Those of you who remember me at craft camp, whining about how I never wanted to see any grey ever again, may be surprised to hear me say this. But it turns out, the problem wasn’t the colour, which I am actually quite taken with. The problem was that in order to find a nice grey in a superwash yarn, I had to buy Bendigo Classic, which is a crepe style yarn. This meant it was very splitty, and so I couldn’t really knit it without looking. Which is really one of the benefits of knitting a small baby jumper in garter stitch, so that was a bit frustrating.
I’m quite pleased with the green applied i-cord, which is from knittery yarn that I dyed myself. The buttons are from my stash, and I am also very impressed by my skills which enabled me to sew two round things on wonky. You wouldn’t have thought it was possible, would you?
I’ll give an honourable mention to my February Baby Sweater, which I cast on just before Wolf was born, maybe for him.
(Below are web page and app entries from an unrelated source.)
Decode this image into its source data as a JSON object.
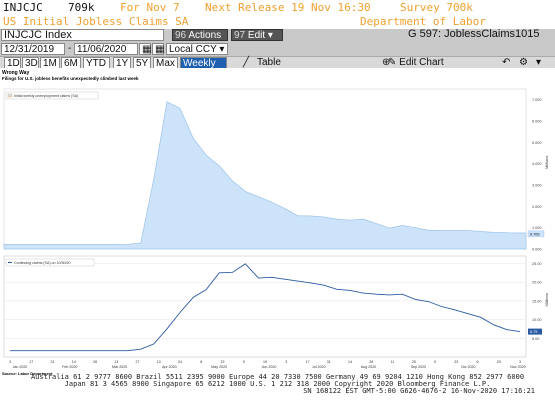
{
  "header": {
    "ticker": "INJCJC",
    "value": "709k",
    "for_label": "For Nov 7",
    "next_release": "Next Release 19 Nov 16:30",
    "survey": "Survey 700k",
    "subtitle": "US Initial Jobless Claims SA",
    "department": "Department of Labor"
  },
  "toolbar": {
    "security": "INJCJC Index",
    "actions_num": "96",
    "actions": "Actions",
    "edit_num": "97",
    "edit": "Edit",
    "page_code": "G 597: JoblessClaims1015",
    "start_date": "12/31/2019",
    "end_date": "11/06/2020",
    "currency": "Local CCY",
    "periods": [
      "1D",
      "3D",
      "1M",
      "6M",
      "YTD",
      "1Y",
      "5Y",
      "Max"
    ],
    "frequency": "Weekly",
    "table_label": "Table",
    "edit_chart": "Edit Chart"
  },
  "chart_data": [
    {
      "type": "area",
      "title": "Wrong Way",
      "subtitle": "Filings for U.S. jobless benefits unexpectedly climbed last week",
      "series": [
        {
          "name": "Initial weekly unemployment claims (SA)",
          "values": [
            0.21,
            0.21,
            0.21,
            0.21,
            0.21,
            0.21,
            0.21,
            0.21,
            0.21,
            0.22,
            0.28,
            3.3,
            6.9,
            6.6,
            5.2,
            4.4,
            3.9,
            3.2,
            2.7,
            2.45,
            2.2,
            1.9,
            1.56,
            1.55,
            1.5,
            1.4,
            1.35,
            1.4,
            1.2,
            0.98,
            1.1,
            1.0,
            0.88,
            0.87,
            0.87,
            0.87,
            0.82,
            0.78,
            0.76,
            0.75
          ]
        }
      ],
      "ylim": [
        0,
        7.5
      ],
      "ylabel": "Millions",
      "yticks": [
        "7.000",
        "6.000",
        "5.000",
        "4.000",
        "3.000",
        "2.000",
        "1.000",
        "0.000"
      ],
      "last_label": "0.709"
    },
    {
      "type": "line",
      "series": [
        {
          "name": "Continuing claims (SA) on 10/30/20",
          "values": [
            1.7,
            1.7,
            1.7,
            1.7,
            1.7,
            1.7,
            1.7,
            1.7,
            1.7,
            1.7,
            2.1,
            3.5,
            7.5,
            11.9,
            15.9,
            18.0,
            22.5,
            22.6,
            24.9,
            21.1,
            21.3,
            20.8,
            20.3,
            19.8,
            19.2,
            18.1,
            17.8,
            17.1,
            16.8,
            16.6,
            16.8,
            15.4,
            14.8,
            13.5,
            12.6,
            11.6,
            10.6,
            8.6,
            7.3,
            6.8
          ]
        }
      ],
      "ylim": [
        0,
        27
      ],
      "ylabel": "Millions",
      "yticks": [
        "25.00",
        "20.00",
        "15.00",
        "10.00",
        "5.00"
      ],
      "last_label": "6.79"
    }
  ],
  "x_axis": {
    "day_ticks": [
      "3",
      "17",
      "31",
      "14",
      "28",
      "13",
      "27",
      "10",
      "24",
      "8",
      "22",
      "5",
      "19",
      "3",
      "17",
      "31",
      "14",
      "28",
      "11",
      "25",
      "9",
      "23",
      "6",
      "20",
      "3"
    ],
    "month_labels": [
      "Jan 2020",
      "Feb 2020",
      "Mar 2020",
      "Apr 2020",
      "May 2020",
      "Jun 2020",
      "Jul 2020",
      "Aug 2020",
      "Sep 2020",
      "Oct 2020",
      "Nov 2020"
    ]
  },
  "source": "Source: Labor Department",
  "footer": {
    "line1": "Australia 61 2 9777 8600 Brazil 5511 2395 9000 Europe 44 20 7330 7500 Germany 49 69 9204 1210 Hong Kong 852 2977 6000",
    "line2": "Japan 81 3 4565 8900    Singapore 65 6212 1000    U.S. 1 212 318 2000    Copyright 2020 Bloomberg Finance L.P.",
    "line3": "SN 168122 EST  GMT-5:00 G626-4676-2 16-Nov-2020 17:16:21"
  },
  "colors": {
    "accent": "#f0a030",
    "area_fill": "#cce3fa",
    "area_line": "#9cc3e8",
    "line": "#2a5aa0"
  }
}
But the yarn is a bit pink, and I thought best to leave that in my gift stash. But I’m going to show it off here.
And of course, babies need hats. So I made an aviatrix hat, which was a lot of fun, too. So fun that I cast on another one right away. It’s sitting in a basket on the shelf. I’ve done about three rows.
Ravelry tells me that this one took me three days to knit. Of course, it then took me almost a month to sew the buttons on. Sorry Sara!
Turns out hats aren’t made for ears:
And then I thought, you know. It’s not really fair that Wolf gets all the snuggly goodness. Also, I kind of want to buy some malabrigo. So I did, and then I knit a honey cowl out of it, for Sara.
Nothing for Tom, though. Sorry, Tom.
They were all sent off last week and now Sara and Wold have them, and she tells me they have a cold snap in Sydney too. It’s bloody freezing here. Luckily, I found a greatcoat in the op shop last week. It’s like wearing a blanket out of armour. I love it.